▶ _MATERIAL TO PROCESS_:

______

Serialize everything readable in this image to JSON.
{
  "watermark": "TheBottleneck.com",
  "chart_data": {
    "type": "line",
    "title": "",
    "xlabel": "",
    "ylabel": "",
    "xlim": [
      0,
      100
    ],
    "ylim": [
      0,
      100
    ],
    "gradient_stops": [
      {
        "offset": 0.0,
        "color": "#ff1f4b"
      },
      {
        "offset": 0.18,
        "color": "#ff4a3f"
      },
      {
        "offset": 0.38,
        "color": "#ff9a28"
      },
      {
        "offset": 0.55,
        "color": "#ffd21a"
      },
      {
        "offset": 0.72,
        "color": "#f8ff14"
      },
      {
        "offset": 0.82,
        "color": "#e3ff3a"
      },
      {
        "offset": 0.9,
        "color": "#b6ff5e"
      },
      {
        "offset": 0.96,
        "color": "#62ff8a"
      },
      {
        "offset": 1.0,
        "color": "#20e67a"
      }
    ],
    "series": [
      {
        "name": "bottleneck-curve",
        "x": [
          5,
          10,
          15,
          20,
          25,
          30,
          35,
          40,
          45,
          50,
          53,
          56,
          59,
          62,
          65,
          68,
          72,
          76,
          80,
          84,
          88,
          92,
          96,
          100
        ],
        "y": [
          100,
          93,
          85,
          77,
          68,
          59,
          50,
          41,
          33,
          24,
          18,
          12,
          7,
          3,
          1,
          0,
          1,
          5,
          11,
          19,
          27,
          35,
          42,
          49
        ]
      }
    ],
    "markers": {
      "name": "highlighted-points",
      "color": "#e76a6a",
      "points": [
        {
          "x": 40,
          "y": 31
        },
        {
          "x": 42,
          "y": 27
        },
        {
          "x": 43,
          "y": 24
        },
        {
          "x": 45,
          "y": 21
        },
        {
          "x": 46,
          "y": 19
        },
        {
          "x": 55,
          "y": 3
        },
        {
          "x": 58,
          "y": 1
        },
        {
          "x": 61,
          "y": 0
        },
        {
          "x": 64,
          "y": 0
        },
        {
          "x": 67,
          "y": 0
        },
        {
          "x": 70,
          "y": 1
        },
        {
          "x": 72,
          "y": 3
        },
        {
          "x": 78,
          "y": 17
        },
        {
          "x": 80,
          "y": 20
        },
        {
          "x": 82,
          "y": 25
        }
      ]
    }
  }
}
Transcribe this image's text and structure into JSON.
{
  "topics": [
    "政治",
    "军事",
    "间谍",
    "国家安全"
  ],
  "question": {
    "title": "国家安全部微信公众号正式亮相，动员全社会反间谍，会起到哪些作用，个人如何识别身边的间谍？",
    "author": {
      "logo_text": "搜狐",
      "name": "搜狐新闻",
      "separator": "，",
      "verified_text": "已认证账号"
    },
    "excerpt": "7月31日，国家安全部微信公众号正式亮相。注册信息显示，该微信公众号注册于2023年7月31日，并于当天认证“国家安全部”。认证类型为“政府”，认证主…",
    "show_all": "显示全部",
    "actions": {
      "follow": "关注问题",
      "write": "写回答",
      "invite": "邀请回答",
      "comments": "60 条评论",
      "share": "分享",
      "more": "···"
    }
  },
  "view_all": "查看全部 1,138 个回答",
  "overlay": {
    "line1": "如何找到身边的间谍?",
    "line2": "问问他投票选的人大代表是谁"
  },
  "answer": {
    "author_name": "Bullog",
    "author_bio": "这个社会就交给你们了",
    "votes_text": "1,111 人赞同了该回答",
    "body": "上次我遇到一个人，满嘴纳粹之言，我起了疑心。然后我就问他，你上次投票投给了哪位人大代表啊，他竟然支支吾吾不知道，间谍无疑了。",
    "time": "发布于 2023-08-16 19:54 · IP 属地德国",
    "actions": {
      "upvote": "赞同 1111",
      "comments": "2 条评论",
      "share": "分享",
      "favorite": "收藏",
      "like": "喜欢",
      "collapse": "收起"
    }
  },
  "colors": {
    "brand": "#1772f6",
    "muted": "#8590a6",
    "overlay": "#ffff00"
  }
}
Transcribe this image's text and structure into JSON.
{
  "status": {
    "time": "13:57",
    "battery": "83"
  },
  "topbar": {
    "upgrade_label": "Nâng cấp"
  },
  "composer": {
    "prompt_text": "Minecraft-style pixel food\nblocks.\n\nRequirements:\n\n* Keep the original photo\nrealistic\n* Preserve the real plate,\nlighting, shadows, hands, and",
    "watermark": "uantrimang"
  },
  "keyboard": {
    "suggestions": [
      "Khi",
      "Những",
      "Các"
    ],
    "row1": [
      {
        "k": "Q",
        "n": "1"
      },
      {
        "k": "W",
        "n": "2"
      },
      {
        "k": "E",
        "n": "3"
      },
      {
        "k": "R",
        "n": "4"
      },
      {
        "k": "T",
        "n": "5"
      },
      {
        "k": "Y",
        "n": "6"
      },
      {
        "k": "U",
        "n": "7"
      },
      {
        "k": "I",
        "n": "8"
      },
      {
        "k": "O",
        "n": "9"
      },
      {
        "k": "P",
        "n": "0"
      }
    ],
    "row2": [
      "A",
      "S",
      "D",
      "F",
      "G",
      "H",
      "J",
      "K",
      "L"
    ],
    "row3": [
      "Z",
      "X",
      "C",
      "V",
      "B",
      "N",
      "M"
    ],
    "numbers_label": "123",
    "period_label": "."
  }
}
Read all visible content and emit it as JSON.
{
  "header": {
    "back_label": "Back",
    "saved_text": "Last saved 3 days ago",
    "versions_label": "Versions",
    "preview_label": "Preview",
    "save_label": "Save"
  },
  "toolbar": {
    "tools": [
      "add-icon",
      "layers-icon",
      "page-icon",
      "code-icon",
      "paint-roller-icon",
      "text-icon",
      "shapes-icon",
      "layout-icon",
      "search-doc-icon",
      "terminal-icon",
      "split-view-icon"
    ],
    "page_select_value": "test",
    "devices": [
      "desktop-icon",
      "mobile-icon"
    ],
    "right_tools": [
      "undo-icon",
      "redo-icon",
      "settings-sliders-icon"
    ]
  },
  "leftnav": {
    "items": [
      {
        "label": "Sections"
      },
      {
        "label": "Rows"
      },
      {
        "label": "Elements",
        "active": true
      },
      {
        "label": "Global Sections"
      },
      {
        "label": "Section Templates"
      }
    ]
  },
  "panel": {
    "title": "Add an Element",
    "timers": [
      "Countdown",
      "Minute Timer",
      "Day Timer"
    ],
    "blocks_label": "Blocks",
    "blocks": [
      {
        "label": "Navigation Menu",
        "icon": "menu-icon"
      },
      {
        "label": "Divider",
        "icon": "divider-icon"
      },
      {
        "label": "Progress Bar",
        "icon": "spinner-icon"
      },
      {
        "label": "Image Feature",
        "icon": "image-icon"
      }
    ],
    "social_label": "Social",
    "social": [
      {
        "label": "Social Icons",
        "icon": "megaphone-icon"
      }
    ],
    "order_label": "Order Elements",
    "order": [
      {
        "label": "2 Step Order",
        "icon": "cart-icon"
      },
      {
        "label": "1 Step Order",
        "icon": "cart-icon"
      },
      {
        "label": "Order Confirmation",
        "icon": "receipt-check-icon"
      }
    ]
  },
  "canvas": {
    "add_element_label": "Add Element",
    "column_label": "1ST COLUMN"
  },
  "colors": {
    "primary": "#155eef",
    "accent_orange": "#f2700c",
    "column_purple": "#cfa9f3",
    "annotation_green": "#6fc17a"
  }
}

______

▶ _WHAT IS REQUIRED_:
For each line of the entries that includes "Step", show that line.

▶ _OUTPUT FOR THIS TASK_:
        "label": "2 Step Order",
        "label": "1 Step Order",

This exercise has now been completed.